◆ **Supplied material**:

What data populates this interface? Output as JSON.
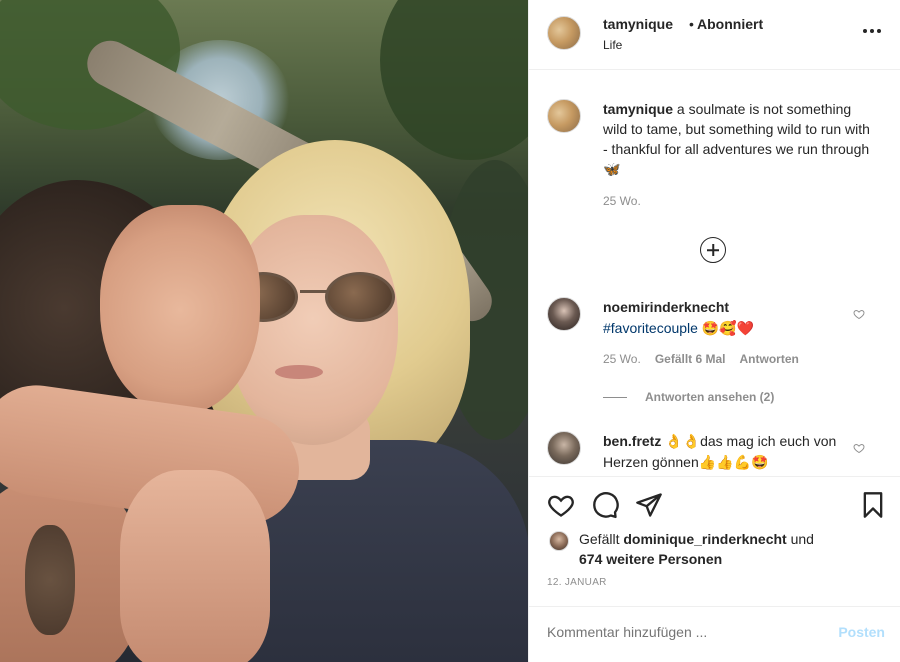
{
  "header": {
    "username": "tamynique",
    "separator": "•",
    "follow_status": "Abonniert",
    "location": "Life",
    "more_icon": "more-horizontal-icon"
  },
  "caption": {
    "username": "tamynique",
    "text": "a soulmate is not something wild to tame, but something wild to run with - thankful for all adventures we run through 🦋",
    "time": "25 Wo."
  },
  "load_more_icon": "plus-circle-icon",
  "comments": [
    {
      "username": "noemirinderknecht",
      "hashtag": "#favoritecouple",
      "text": "🤩🥰❤️",
      "time": "25 Wo.",
      "likes": "Gefällt 6 Mal",
      "reply": "Antworten",
      "view_replies": "Antworten ansehen (2)"
    },
    {
      "username": "ben.fretz",
      "text": "👌👌das mag ich euch von Herzen gönnen👍👍💪🤩"
    }
  ],
  "likes": {
    "prefix": "Gefällt",
    "user": "dominique_rinderknecht",
    "conjunction": "und",
    "others": "674 weitere Personen"
  },
  "date": "12. JANUAR",
  "comment_input": {
    "placeholder": "Kommentar hinzufügen ...",
    "post_label": "Posten"
  },
  "colors": {
    "text": "#262626",
    "secondary": "#8e8e8e",
    "link": "#00376b",
    "post_disabled": "#b2dffc"
  }
}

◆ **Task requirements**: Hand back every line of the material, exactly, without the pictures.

◆ **Solution for this task**:
What data populates this interface? Output as JSON.
{
  "header": {
    "username": "tamynique",
    "separator": "•",
    "follow_status": "Abonniert",
    "location": "Life",
    "more_icon": "more-horizontal-icon"
  },
  "caption": {
    "username": "tamynique",
    "text": "a soulmate is not something wild to tame, but something wild to run with - thankful for all adventures we run through 🦋",
    "time": "25 Wo."
  },
  "load_more_icon": "plus-circle-icon",
  "comments": [
    {
      "username": "noemirinderknecht",
      "hashtag": "#favoritecouple",
      "text": "🤩🥰❤️",
      "time": "25 Wo.",
      "likes": "Gefällt 6 Mal",
      "reply": "Antworten",
      "view_replies": "Antworten ansehen (2)"
    },
    {
      "username": "ben.fretz",
      "text": "👌👌das mag ich euch von Herzen gönnen👍👍💪🤩"
    }
  ],
  "likes": {
    "prefix": "Gefällt",
    "user": "dominique_rinderknecht",
    "conjunction": "und",
    "others": "674 weitere Personen"
  },
  "date": "12. JANUAR",
  "comment_input": {
    "placeholder": "Kommentar hinzufügen ...",
    "post_label": "Posten"
  },
  "colors": {
    "text": "#262626",
    "secondary": "#8e8e8e",
    "link": "#00376b",
    "post_disabled": "#b2dffc"
  }
}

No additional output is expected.